These illnesses include headaches, fatigue, rashes and more. While some tick bites cause only minor skin irritation or rash-like symptoms in humans, others can have serious long-term health consequences. In addition to this, ticks can spread numerous bacterial and viral infections through their saliva when they bite into the skin of their host. The transmission of these infectious agents increases the risk of developing a wide range of severe health problems including blood disorders and meningitis. Therefore it is important to take every precaution when out in nature with your pet to ensure you protect yourself from tick-borne illnesses.
Do ticks jump from dog to human?
The answer to the question of whether ticks can jump from dogs to humans is a definite yes. Ticks can attach themselves to any mammal they come into contact with, including both humans and animals.
It’s important to note that while ticks may be able to jump onto a human from a dog, most tick-borne diseases cannot actually be passed on in this manner. If a tick has reached the point of maturity where it is capable of carrying and transferring disease (usually within 24-48 hours), then it will need to bite both its host (the dog) and its eventual new host—the human—in order for the disease to potentially be spread.
In other words, even if there is an infested dog in your household, you are still probably safe from infection unless you are directly bitten by the same tick that originally bit the dog.
Risk Factors & Preventions
Tick borne diseases pose a serious risk to both dogs and humans, so it is important to know what can increase your chances of getting Lyme disease or Rocky Mountain Spotted Fever.

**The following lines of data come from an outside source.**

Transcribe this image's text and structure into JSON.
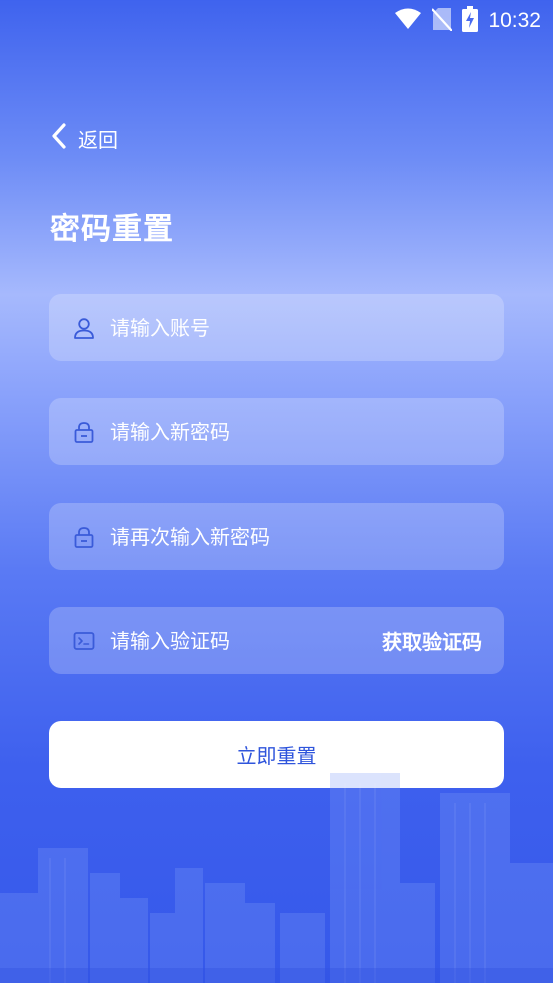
{
  "status_bar": {
    "time": "10:32",
    "icons": [
      "wifi-icon",
      "no-sim-icon",
      "battery-charging-icon"
    ]
  },
  "nav": {
    "back_label": "返回"
  },
  "page": {
    "title": "密码重置"
  },
  "form": {
    "account": {
      "placeholder": "请输入账号",
      "icon": "user-icon"
    },
    "new_password": {
      "placeholder": "请输入新密码",
      "icon": "lock-icon"
    },
    "confirm_password": {
      "placeholder": "请再次输入新密码",
      "icon": "lock-icon"
    },
    "code": {
      "placeholder": "请输入验证码",
      "icon": "terminal-icon",
      "get_code_label": "获取验证码"
    },
    "submit_label": "立即重置"
  },
  "colors": {
    "accent": "#2f55dc",
    "icon": "#3a5bd9",
    "background_top": "#3f63ee",
    "background_mid": "#a6b9fd",
    "background_bottom": "#3558ea"
  }
}
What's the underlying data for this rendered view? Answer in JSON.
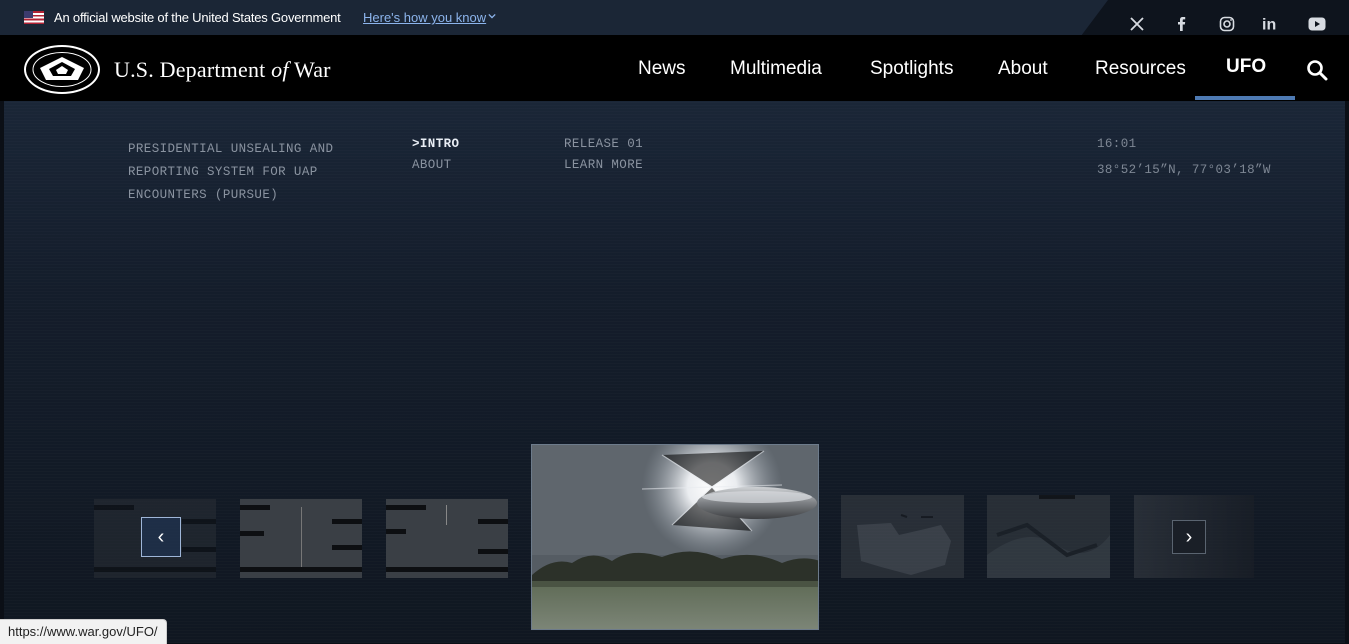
{
  "gov_banner": {
    "text": "An official website of the United States Government",
    "link": "Here's how you know"
  },
  "social": [
    "x-icon",
    "facebook-icon",
    "instagram-icon",
    "linkedin-icon",
    "youtube-icon"
  ],
  "header": {
    "brand_prefix": "U.S. Department ",
    "brand_of": "of",
    "brand_suffix": " War",
    "nav": [
      "News",
      "Multimedia",
      "Spotlights",
      "About",
      "Resources",
      "UFO"
    ],
    "active_nav": "UFO"
  },
  "hero": {
    "description": "PRESIDENTIAL UNSEALING AND REPORTING SYSTEM FOR UAP ENCOUNTERS (PURSUE)",
    "menu_col1": [
      ">INTRO",
      "ABOUT"
    ],
    "menu_col2": [
      "RELEASE 01",
      "LEARN MORE"
    ],
    "time": "16:01",
    "coordinates": "38°52’15”N, 77°03’18”W"
  },
  "carousel": {
    "prev_label": "‹",
    "next_label": "›"
  },
  "status_bar": {
    "url": "https://www.war.gov/UFO/"
  },
  "colors": {
    "gov_banner_bg": "#1b2636",
    "nav_bg": "#000000",
    "active_underline": "#4e7ab3",
    "link": "#8cb4ec"
  }
}
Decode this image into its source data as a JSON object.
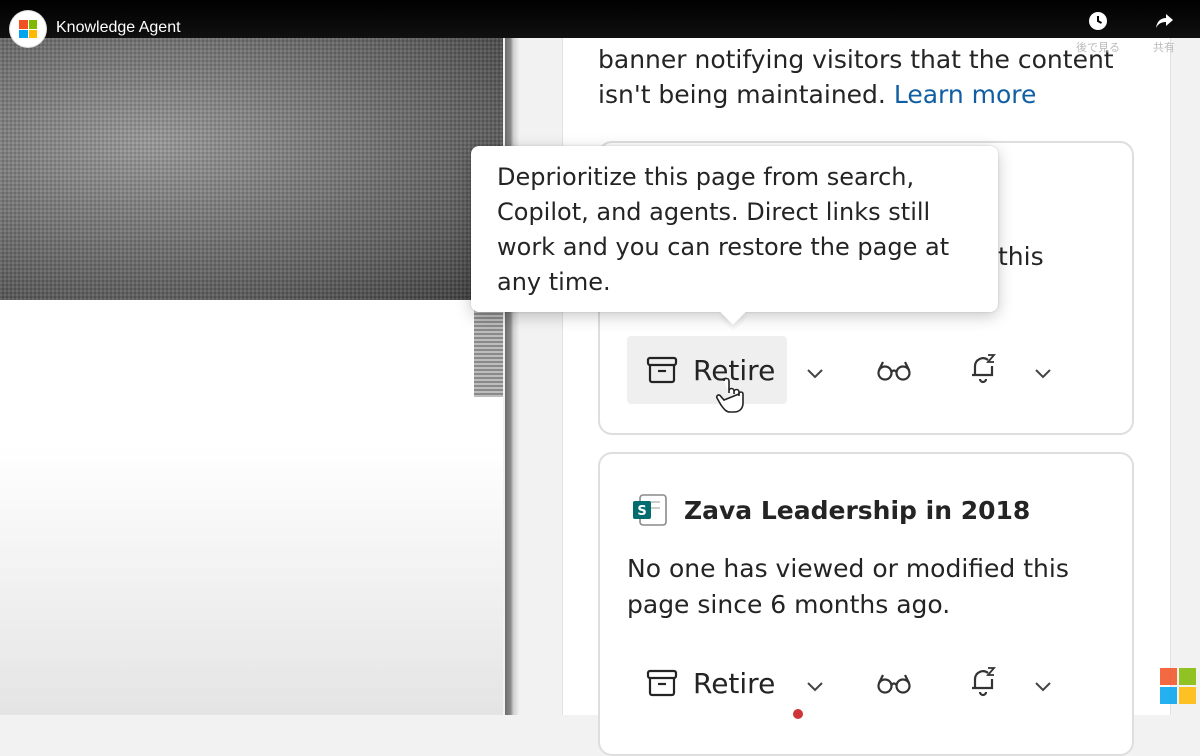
{
  "video": {
    "title": "Knowledge Agent",
    "watch_later_label": "後で見る",
    "share_label": "共有"
  },
  "panel": {
    "intro_text": "banner notifying visitors that the content isn't being maintained.",
    "learn_more_label": "Learn more"
  },
  "card1": {
    "partial_text": "this",
    "retire_label": "Retire"
  },
  "tooltip": {
    "text": "Deprioritize this page from search, Copilot, and agents. Direct links still work and you can restore the page at any time."
  },
  "card2": {
    "title": "Zava Leadership in 2018",
    "description": "No one has viewed or modified this page since 6 months ago.",
    "retire_label": "Retire"
  },
  "icons": {
    "archive": "archive-icon",
    "review": "glasses-icon",
    "snooze": "snooze-bell-icon",
    "chevron": "chevron-down-icon",
    "sharepoint": "sharepoint-file-icon"
  },
  "colors": {
    "link": "#115ea3",
    "sharepoint_teal": "#036c70",
    "ms_red": "#f25022",
    "ms_green": "#7fba00",
    "ms_blue": "#00a4ef",
    "ms_yellow": "#ffb900"
  }
}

Knowing the risk factors and how to prevent transmission is crucial in protecting both yourself and your pet.
Most commonly, ticks will jump from animals such as deer, rodents, birds, chipmunks, etc. onto dogs or other mammals but the biggest risk factor for people involves pets bringing ticks into their homes and having them subsequently latch onto people’s skin. To help prevent this from happening it is important to regularly check your pet for any sign of ticks as soon as you come home from being outdoors. Additionally, using tick prevention medications can further reduce the risk of pet-to-human transmission of ticks.
Groom your pet frequently making sure to check for any signs of bites between its legs and arms or near its head area. If you notice some kind of irregularity on the dog’s skin or fur make sure to call a veterinarian for examination and treatment immediately before taking preventive steps at home yourself with over-the-counter products.